━━━━━ Data

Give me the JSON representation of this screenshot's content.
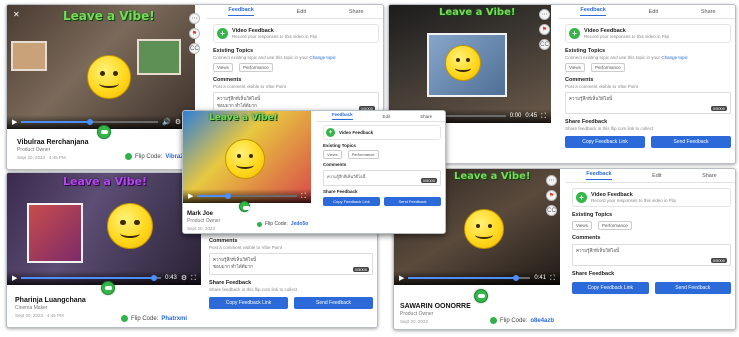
{
  "panel_top_left": {
    "title": "Leave a Vibe!",
    "name": "Vibulraa Rerchanjana",
    "role": "Product Owner",
    "meta": "Sept 20, 2023 · 4:45 PM",
    "flip_label": "Flip Code:",
    "flip_code": "Vibra2c"
  },
  "panel_top_right": {
    "title": "Leave a Vibe!",
    "time": "0:00",
    "duration": "0:45"
  },
  "panel_center": {
    "title": "Leave a Vibe!",
    "name": "Mark Joe",
    "role": "Product Owner",
    "meta": "Sept 20, 2023",
    "flip_label": "Flip Code:",
    "flip_code": "Jedo5o"
  },
  "panel_bottom_left": {
    "title": "Leave a Vibe!",
    "name": "Pharinja Luangchana",
    "role": "Cinema Maker",
    "meta": "Sept 20, 2023 · 4:45 PM",
    "flip_label": "Flip Code:",
    "flip_code": "Phatrxmi",
    "time": "0:43"
  },
  "panel_bottom_right": {
    "title": "Leave a Vibe!",
    "name": "SAWARIN OONORRE",
    "role": "Product Owner",
    "meta": "Sept 20, 2023",
    "flip_label": "Flip Code:",
    "flip_code": "o8e4azb",
    "time": "0:41"
  },
  "sidebar": {
    "tabs": [
      "Feedback",
      "Edit",
      "Share"
    ],
    "video_feedback_title": "Video Feedback",
    "video_feedback_desc": "Record your responses to this video in Flip",
    "existing_topics": "Existing Topics",
    "existing_topics_desc": "Connect existing topic and use this topic in your",
    "change_topic": "Change topic",
    "rating_left": "Views",
    "rating_right": "Performance",
    "comments": "Comments",
    "comments_desc": "Post a comment visible to Vibe Point",
    "comment_line1": "ความรู้สึกที่เห็นวิดีโอนี้",
    "comment_line2": "ชอบมาก ทำได้ดีมาก",
    "comment_count": "0/5000",
    "share_feedback": "Share Feedback",
    "share_feedback_desc": "Share feedback in this flip.com link to collect",
    "copy_link": "Copy Feedback Link",
    "send_feedback": "Send Feedback"
  },
  "colors": {
    "title_green": "#7ad85c",
    "title_purple": "#b14ae8",
    "brand_blue": "#2b6ad8",
    "flip_green": "#35b54a",
    "smiley_yellow": "#ffd81e"
  }
}
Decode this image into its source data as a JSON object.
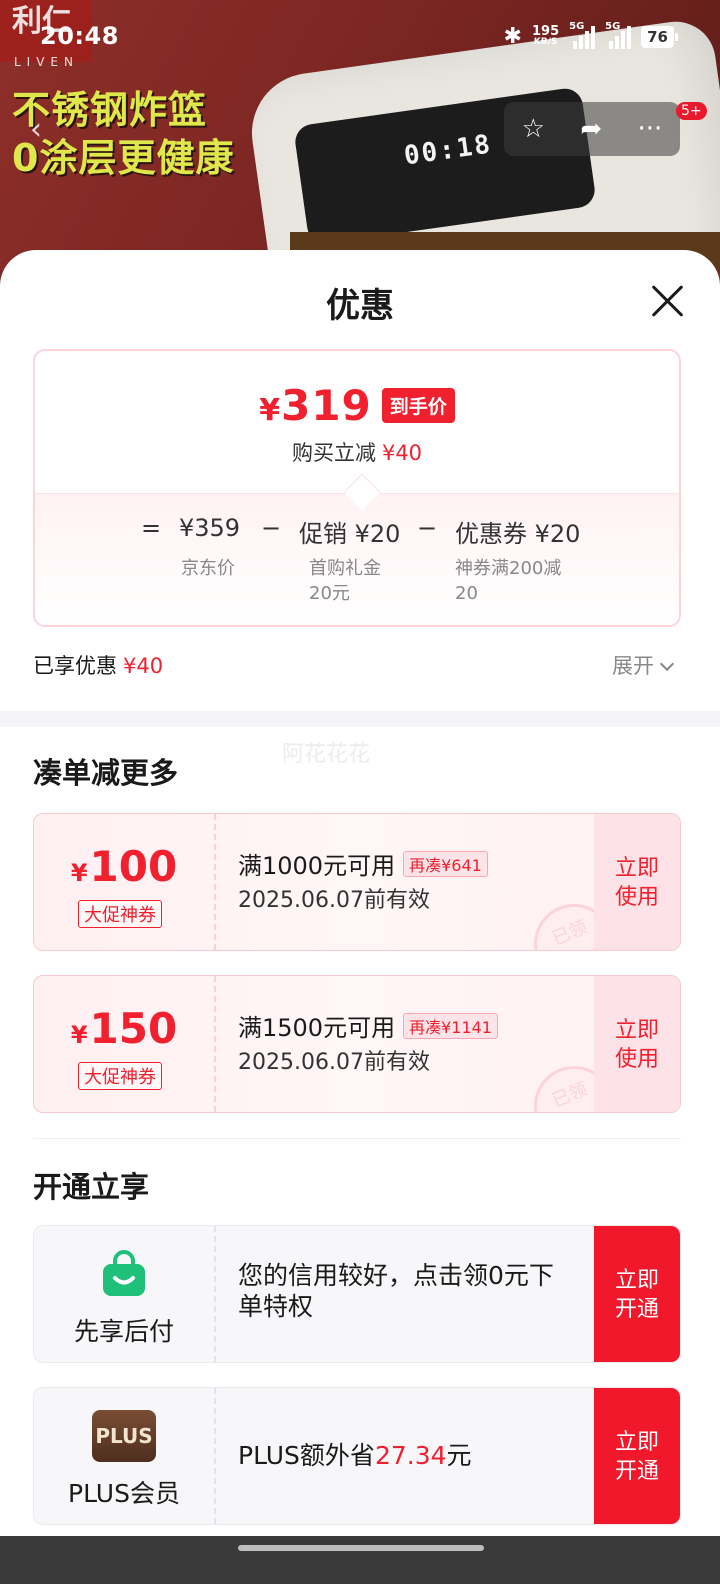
{
  "status_bar": {
    "time": "20:48",
    "net_speed": "195",
    "net_unit": "KB/S",
    "signal1": "5G",
    "signal2": "5G",
    "battery": "76"
  },
  "hero": {
    "brand_logo": "利仁",
    "brand_logo_sub": "LIVEN",
    "promo_line1": "不锈钢炸篮",
    "promo_line2": "0涂层更健康",
    "fryer_display": "00:18",
    "badge_count": "5+"
  },
  "sheet": {
    "title": "优惠",
    "price": {
      "currency": "¥",
      "final_amount": "319",
      "final_tag": "到手价",
      "save_label": "购买立减",
      "save_value": "¥40",
      "equals": "=",
      "jd_price": "¥359",
      "minus1": "−",
      "promo_item": "促销 ¥20",
      "minus2": "−",
      "coupon_item": "优惠券 ¥20",
      "jd_price_label": "京东价",
      "promo_sub": "首购礼金\n20元",
      "coupon_sub": "神券满200减\n20"
    },
    "enjoyed_label": "已享优惠",
    "enjoyed_value": "¥40",
    "expand_label": "展开",
    "watermark": "阿花花花",
    "section_more": "凑单减更多",
    "coupons": [
      {
        "currency": "¥",
        "amount": "100",
        "type": "大促神券",
        "condition": "满1000元可用",
        "more": "再凑¥641",
        "valid": "2025.06.07前有效",
        "use": "立即\n使用",
        "stamp": "已领"
      },
      {
        "currency": "¥",
        "amount": "150",
        "type": "大促神券",
        "condition": "满1500元可用",
        "more": "再凑¥1141",
        "valid": "2025.06.07前有效",
        "use": "立即\n使用",
        "stamp": "已领"
      }
    ],
    "section_open": "开通立享",
    "services": [
      {
        "name": "先享后付",
        "desc": "您的信用较好，点击领0元下单特权",
        "action": "立即\n开通"
      },
      {
        "name": "PLUS会员",
        "icon_text": "PLUS",
        "desc_prefix": "PLUS额外省",
        "desc_value": "27.34",
        "desc_suffix": "元",
        "action": "立即\n开通"
      }
    ]
  },
  "colors": {
    "accent_red": "#f0202e",
    "coupon_bg": "#fff0f2",
    "service_bg": "#f7f7fa"
  }
}
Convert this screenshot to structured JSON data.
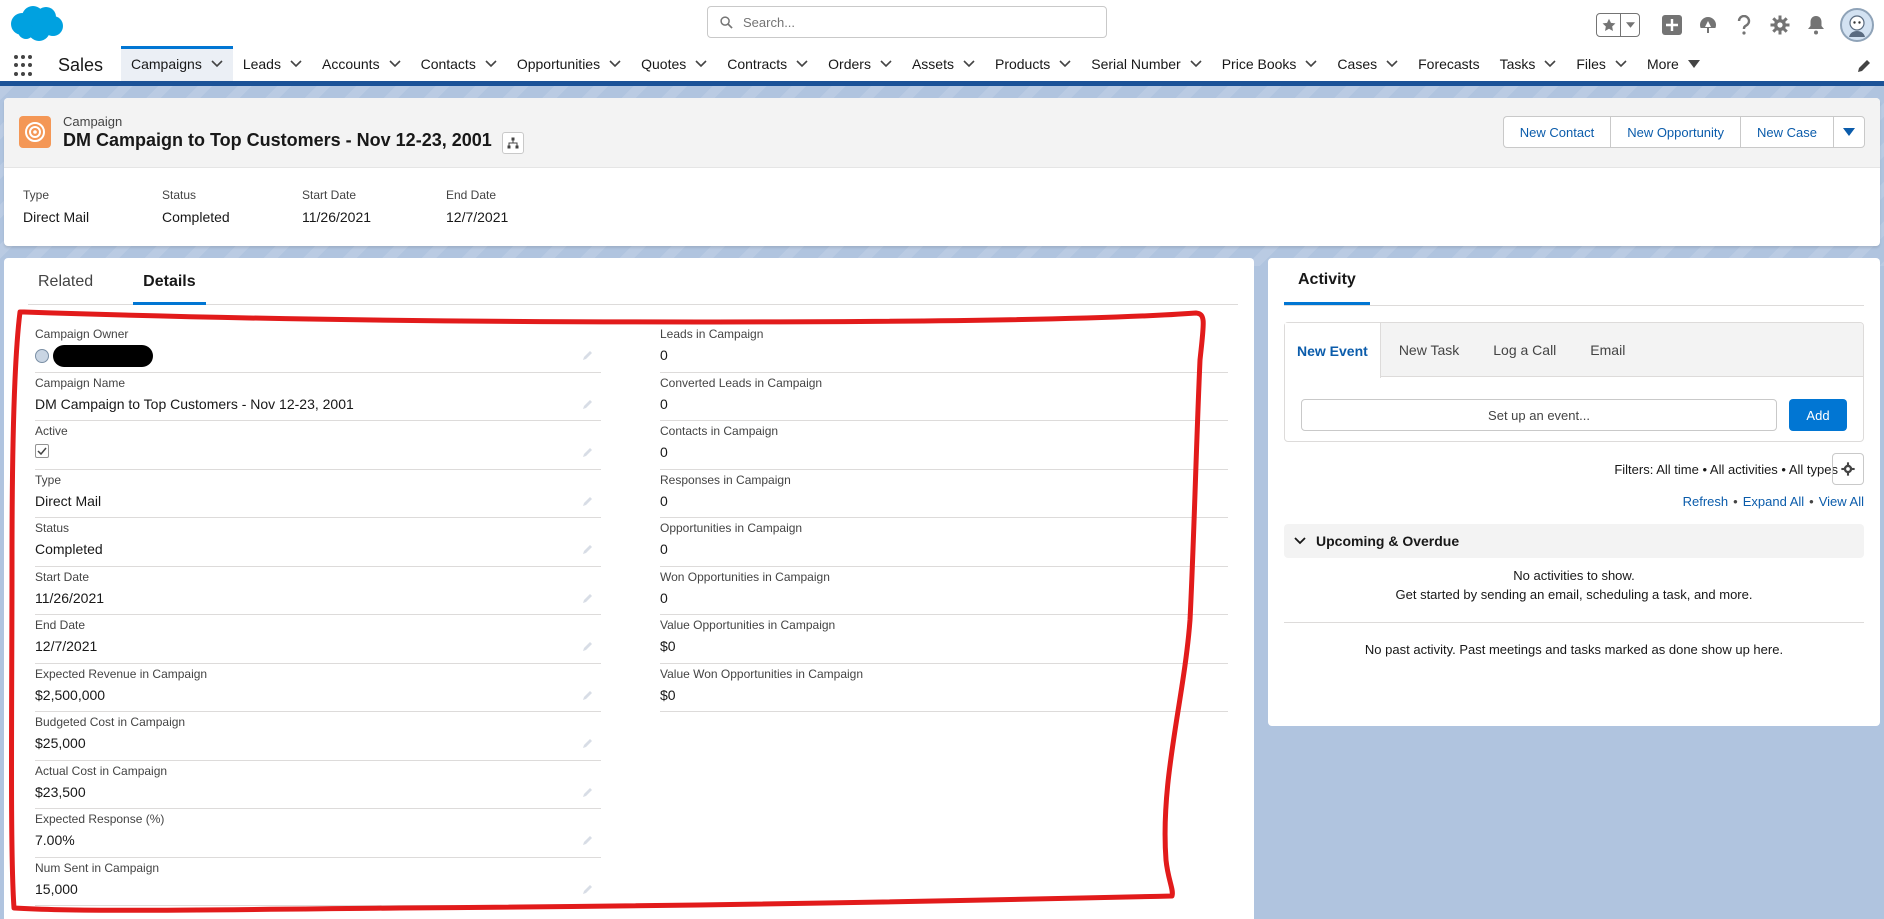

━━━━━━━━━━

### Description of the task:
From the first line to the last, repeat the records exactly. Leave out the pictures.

### Result below:
Give me the JSON representation of this screenshot's content.
{
  "panel_top_left": {
    "title": "Leave a Vibe!",
    "name": "Vibulraa Rerchanjana",
    "role": "Product Owner",
    "meta": "Sept 20, 2023 · 4:45 PM",
    "flip_label": "Flip Code:",
    "flip_code": "Vibra2c"
  },
  "panel_top_right": {
    "title": "Leave a Vibe!",
    "time": "0:00",
    "duration": "0:45"
  },
  "panel_center": {
    "title": "Leave a Vibe!",
    "name": "Mark Joe",
    "role": "Product Owner",
    "meta": "Sept 20, 2023",
    "flip_label": "Flip Code:",
    "flip_code": "Jedo5o"
  },
  "panel_bottom_left": {
    "title": "Leave a Vibe!",
    "name": "Pharinja Luangchana",
    "role": "Cinema Maker",
    "meta": "Sept 20, 2023 · 4:45 PM",
    "flip_label": "Flip Code:",
    "flip_code": "Phatrxmi",
    "time": "0:43"
  },
  "panel_bottom_right": {
    "title": "Leave a Vibe!",
    "name": "SAWARIN OONORRE",
    "role": "Product Owner",
    "meta": "Sept 20, 2023",
    "flip_label": "Flip Code:",
    "flip_code": "o8e4azb",
    "time": "0:41"
  },
  "sidebar": {
    "tabs": [
      "Feedback",
      "Edit",
      "Share"
    ],
    "video_feedback_title": "Video Feedback",
    "video_feedback_desc": "Record your responses to this video in Flip",
    "existing_topics": "Existing Topics",
    "existing_topics_desc": "Connect existing topic and use this topic in your",
    "change_topic": "Change topic",
    "rating_left": "Views",
    "rating_right": "Performance",
    "comments": "Comments",
    "comments_desc": "Post a comment visible to Vibe Point",
    "comment_line1": "ความรู้สึกที่เห็นวิดีโอนี้",
    "comment_line2": "ชอบมาก ทำได้ดีมาก",
    "comment_count": "0/5000",
    "share_feedback": "Share Feedback",
    "share_feedback_desc": "Share feedback in this flip.com link to collect",
    "copy_link": "Copy Feedback Link",
    "send_feedback": "Send Feedback"
  },
  "colors": {
    "title_green": "#7ad85c",
    "title_purple": "#b14ae8",
    "brand_blue": "#2b6ad8",
    "flip_green": "#35b54a",
    "smiley_yellow": "#ffd81e"
  }
}
Decode this image into its source data as a JSON object.
{
  "status_bar": {
    "time": "20:48",
    "net_speed": "195",
    "net_unit": "KB/S",
    "signal1": "5G",
    "signal2": "5G",
    "battery": "76"
  },
  "hero": {
    "brand_logo": "利仁",
    "brand_logo_sub": "LIVEN",
    "promo_line1": "不锈钢炸篮",
    "promo_line2": "0涂层更健康",
    "fryer_display": "00:18",
    "badge_count": "5+"
  },
  "sheet": {
    "title": "优惠",
    "price": {
      "currency": "¥",
      "final_amount": "319",
      "final_tag": "到手价",
      "save_label": "购买立减",
      "save_value": "¥40",
      "equals": "=",
      "jd_price": "¥359",
      "minus1": "−",
      "promo_item": "促销 ¥20",
      "minus2": "−",
      "coupon_item": "优惠券 ¥20",
      "jd_price_label": "京东价",
      "promo_sub": "首购礼金\n20元",
      "coupon_sub": "神券满200减\n20"
    },
    "enjoyed_label": "已享优惠",
    "enjoyed_value": "¥40",
    "expand_label": "展开",
    "watermark": "阿花花花",
    "section_more": "凑单减更多",
    "coupons": [
      {
        "currency": "¥",
        "amount": "100",
        "type": "大促神券",
        "condition": "满1000元可用",
        "more": "再凑¥641",
        "valid": "2025.06.07前有效",
        "use": "立即\n使用",
        "stamp": "已领"
      },
      {
        "currency": "¥",
        "amount": "150",
        "type": "大促神券",
        "condition": "满1500元可用",
        "more": "再凑¥1141",
        "valid": "2025.06.07前有效",
        "use": "立即\n使用",
        "stamp": "已领"
      }
    ],
    "section_open": "开通立享",
    "services": [
      {
        "name": "先享后付",
        "desc": "您的信用较好，点击领0元下单特权",
        "action": "立即\n开通"
      },
      {
        "name": "PLUS会员",
        "icon_text": "PLUS",
        "desc_prefix": "PLUS额外省",
        "desc_value": "27.34",
        "desc_suffix": "元",
        "action": "立即\n开通"
      }
    ]
  },
  "colors": {
    "accent_red": "#f0202e",
    "coupon_bg": "#fff0f2",
    "service_bg": "#f7f7fa"
  }
}
Convert this screenshot to structured JSON data.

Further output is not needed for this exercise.